*** Opening of Study material ***

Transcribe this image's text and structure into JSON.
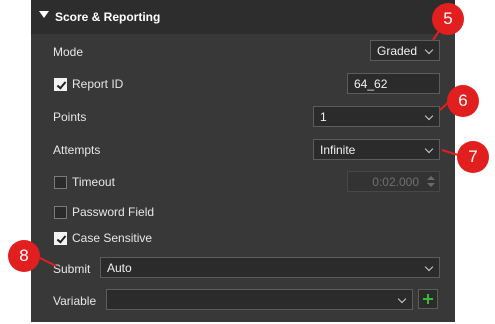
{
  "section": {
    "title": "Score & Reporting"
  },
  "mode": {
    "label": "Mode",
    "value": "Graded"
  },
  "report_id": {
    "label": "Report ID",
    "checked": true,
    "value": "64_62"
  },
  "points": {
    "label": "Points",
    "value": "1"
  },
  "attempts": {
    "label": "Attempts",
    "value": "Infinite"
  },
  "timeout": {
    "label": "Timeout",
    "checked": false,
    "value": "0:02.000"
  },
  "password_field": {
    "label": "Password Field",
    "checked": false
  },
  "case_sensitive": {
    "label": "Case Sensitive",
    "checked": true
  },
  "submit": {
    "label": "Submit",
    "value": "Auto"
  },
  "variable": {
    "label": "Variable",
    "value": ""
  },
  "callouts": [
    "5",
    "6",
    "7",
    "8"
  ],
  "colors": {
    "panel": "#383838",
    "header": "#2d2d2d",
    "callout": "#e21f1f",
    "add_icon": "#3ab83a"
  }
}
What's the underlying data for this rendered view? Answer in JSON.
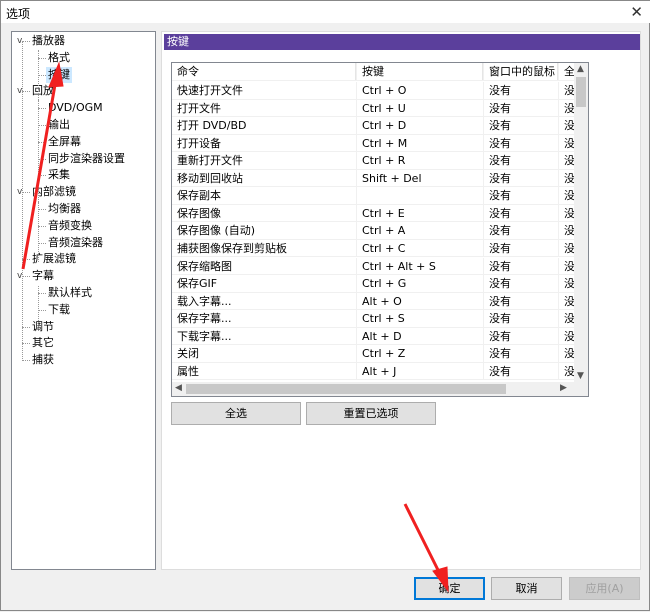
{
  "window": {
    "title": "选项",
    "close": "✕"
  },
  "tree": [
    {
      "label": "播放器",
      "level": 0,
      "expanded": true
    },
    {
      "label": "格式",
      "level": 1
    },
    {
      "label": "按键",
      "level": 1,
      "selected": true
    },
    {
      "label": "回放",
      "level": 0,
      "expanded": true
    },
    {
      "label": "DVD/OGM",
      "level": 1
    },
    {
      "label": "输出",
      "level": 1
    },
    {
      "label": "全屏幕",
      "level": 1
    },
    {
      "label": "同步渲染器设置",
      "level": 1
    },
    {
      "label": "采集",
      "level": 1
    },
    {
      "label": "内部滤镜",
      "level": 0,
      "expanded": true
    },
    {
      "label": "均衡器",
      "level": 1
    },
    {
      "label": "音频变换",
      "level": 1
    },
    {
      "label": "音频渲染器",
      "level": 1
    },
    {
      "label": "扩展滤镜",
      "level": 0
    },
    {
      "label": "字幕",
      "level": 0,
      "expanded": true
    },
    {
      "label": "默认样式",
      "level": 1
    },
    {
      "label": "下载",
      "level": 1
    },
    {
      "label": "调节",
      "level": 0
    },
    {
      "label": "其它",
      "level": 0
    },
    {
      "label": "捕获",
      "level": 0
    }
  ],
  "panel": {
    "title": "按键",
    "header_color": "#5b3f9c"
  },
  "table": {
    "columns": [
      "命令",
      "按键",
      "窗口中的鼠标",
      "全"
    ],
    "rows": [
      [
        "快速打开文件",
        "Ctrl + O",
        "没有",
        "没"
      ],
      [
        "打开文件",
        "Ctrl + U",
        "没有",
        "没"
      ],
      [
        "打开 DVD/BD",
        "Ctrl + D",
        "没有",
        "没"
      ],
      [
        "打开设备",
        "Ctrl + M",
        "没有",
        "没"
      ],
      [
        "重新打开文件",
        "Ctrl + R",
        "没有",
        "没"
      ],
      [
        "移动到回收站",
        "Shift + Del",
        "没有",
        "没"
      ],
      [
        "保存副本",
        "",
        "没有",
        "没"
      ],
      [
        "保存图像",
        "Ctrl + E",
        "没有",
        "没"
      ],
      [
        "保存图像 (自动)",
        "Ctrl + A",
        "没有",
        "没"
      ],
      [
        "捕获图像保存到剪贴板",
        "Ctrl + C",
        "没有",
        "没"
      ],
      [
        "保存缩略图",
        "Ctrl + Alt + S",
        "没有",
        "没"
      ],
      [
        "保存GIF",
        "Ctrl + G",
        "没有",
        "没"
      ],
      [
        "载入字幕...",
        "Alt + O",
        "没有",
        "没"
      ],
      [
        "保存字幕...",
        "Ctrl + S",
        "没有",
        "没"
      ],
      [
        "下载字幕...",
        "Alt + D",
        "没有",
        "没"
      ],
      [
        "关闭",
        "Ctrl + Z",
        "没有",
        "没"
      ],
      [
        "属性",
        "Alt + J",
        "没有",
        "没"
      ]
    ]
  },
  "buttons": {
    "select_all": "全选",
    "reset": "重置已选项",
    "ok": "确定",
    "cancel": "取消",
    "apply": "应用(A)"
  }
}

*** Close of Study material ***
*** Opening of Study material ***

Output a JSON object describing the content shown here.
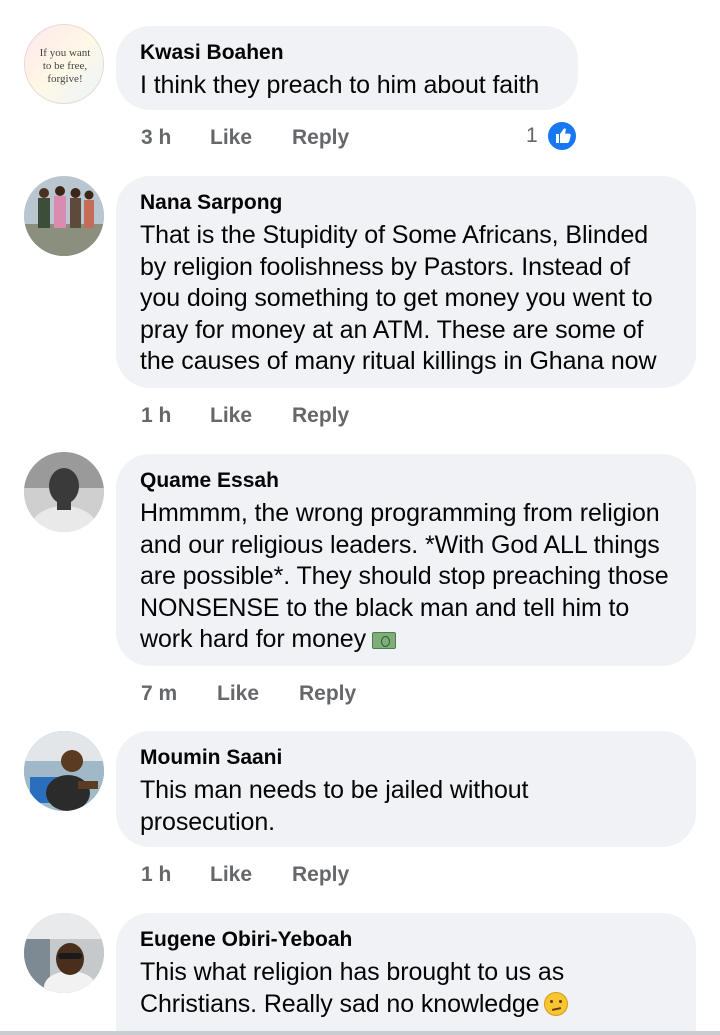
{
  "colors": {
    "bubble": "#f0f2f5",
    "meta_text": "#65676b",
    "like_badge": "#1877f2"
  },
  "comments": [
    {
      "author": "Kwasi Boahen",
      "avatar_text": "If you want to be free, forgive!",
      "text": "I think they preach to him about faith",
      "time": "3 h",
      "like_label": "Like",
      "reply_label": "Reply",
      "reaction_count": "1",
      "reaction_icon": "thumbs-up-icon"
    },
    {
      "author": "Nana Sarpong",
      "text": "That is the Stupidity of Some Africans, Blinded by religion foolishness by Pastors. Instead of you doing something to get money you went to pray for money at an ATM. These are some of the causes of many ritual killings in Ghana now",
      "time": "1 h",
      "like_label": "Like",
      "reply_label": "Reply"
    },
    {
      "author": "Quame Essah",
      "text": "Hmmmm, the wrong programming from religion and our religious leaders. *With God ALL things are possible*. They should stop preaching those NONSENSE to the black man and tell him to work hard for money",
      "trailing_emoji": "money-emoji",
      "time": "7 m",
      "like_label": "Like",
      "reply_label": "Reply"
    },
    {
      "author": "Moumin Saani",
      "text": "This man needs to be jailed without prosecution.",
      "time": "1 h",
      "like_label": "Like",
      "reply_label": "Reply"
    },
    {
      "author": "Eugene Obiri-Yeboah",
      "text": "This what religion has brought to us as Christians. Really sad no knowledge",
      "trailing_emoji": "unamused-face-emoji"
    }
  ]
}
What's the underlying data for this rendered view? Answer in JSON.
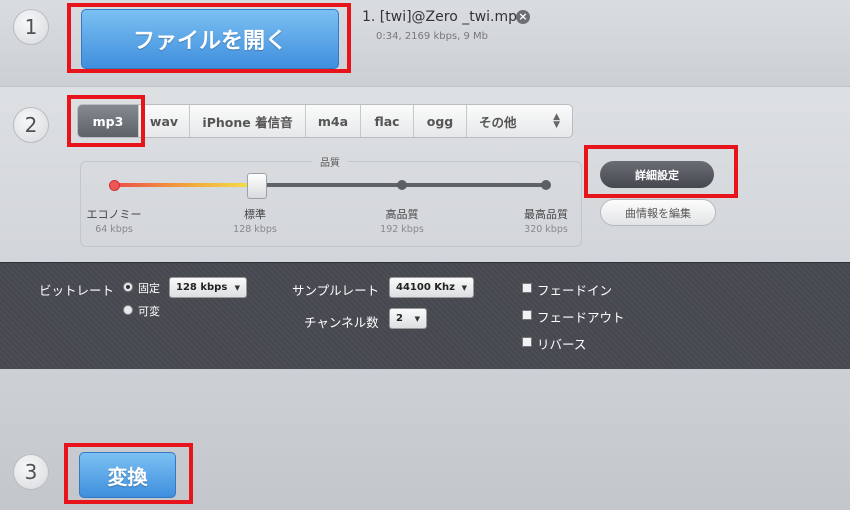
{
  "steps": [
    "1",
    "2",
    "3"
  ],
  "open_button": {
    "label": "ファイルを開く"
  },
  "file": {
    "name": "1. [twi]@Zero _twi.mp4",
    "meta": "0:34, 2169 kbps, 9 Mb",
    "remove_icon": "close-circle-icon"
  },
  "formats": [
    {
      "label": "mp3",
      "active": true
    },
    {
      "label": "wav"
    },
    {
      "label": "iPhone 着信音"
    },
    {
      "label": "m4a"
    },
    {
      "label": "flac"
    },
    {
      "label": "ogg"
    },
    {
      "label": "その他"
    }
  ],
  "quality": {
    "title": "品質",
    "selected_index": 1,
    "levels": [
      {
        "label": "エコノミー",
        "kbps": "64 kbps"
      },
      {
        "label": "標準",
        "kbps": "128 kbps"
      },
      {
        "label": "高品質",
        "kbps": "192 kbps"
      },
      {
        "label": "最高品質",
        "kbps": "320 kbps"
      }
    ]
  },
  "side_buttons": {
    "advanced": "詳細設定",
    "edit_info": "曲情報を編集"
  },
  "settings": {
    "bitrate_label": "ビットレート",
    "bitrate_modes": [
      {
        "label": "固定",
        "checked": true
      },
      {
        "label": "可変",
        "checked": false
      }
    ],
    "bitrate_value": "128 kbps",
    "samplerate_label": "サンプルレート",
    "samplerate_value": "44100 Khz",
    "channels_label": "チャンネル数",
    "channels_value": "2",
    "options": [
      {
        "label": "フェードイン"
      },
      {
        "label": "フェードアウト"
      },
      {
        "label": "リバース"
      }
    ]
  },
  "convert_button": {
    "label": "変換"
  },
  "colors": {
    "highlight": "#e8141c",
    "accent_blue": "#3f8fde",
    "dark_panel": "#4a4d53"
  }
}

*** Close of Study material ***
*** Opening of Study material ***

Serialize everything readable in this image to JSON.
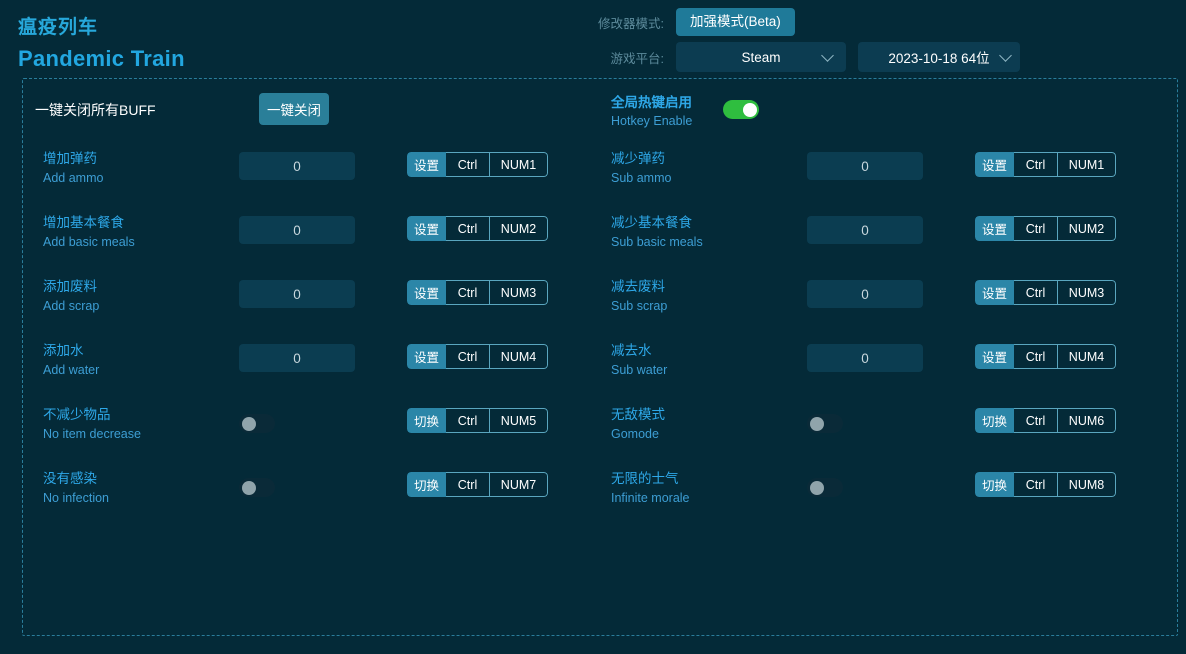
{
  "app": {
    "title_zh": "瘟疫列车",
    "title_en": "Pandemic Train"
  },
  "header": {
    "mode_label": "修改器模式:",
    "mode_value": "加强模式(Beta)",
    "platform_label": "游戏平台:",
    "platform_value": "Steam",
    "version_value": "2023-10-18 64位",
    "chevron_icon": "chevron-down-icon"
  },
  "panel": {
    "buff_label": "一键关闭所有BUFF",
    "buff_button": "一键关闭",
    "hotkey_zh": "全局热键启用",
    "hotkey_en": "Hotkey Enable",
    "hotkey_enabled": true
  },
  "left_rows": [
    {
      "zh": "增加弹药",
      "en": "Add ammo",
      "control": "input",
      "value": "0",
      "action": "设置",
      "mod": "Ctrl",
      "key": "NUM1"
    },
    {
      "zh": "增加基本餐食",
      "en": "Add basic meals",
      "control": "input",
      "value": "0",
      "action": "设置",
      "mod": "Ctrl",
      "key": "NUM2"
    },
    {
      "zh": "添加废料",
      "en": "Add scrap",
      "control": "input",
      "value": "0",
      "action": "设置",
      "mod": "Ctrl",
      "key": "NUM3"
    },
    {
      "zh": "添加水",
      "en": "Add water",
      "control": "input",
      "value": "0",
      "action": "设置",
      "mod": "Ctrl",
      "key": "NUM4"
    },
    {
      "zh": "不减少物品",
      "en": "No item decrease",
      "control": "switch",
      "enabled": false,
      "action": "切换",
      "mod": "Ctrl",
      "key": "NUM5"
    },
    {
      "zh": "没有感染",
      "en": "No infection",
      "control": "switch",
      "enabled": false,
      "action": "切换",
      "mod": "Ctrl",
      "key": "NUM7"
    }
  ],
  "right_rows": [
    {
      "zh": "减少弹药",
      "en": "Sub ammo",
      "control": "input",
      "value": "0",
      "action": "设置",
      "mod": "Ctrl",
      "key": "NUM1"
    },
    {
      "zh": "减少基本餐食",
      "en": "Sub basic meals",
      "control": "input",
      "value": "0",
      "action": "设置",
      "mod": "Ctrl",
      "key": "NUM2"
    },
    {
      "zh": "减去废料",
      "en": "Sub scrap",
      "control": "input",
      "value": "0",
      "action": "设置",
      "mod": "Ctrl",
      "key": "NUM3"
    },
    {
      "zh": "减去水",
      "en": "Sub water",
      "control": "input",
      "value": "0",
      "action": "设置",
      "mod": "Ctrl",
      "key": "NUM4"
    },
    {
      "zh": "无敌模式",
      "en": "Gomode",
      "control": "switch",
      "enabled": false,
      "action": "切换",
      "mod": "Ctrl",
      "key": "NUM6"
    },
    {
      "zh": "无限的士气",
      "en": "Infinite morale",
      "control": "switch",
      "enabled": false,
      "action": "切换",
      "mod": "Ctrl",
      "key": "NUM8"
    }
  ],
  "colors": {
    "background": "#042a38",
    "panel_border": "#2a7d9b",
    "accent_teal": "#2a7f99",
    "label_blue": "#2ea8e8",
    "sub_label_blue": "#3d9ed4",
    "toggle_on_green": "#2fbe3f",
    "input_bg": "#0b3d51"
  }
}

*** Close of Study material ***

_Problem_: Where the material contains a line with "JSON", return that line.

_Result of this task_:
Transcribe this image's text and structure into JSON.
What's the underlying data for this rendered view? Answer in JSON.
Output a JSON object describing the content shown here.
What's the underlying data for this rendered view? Answer in JSON.
Serialize everything readable in this image to JSON.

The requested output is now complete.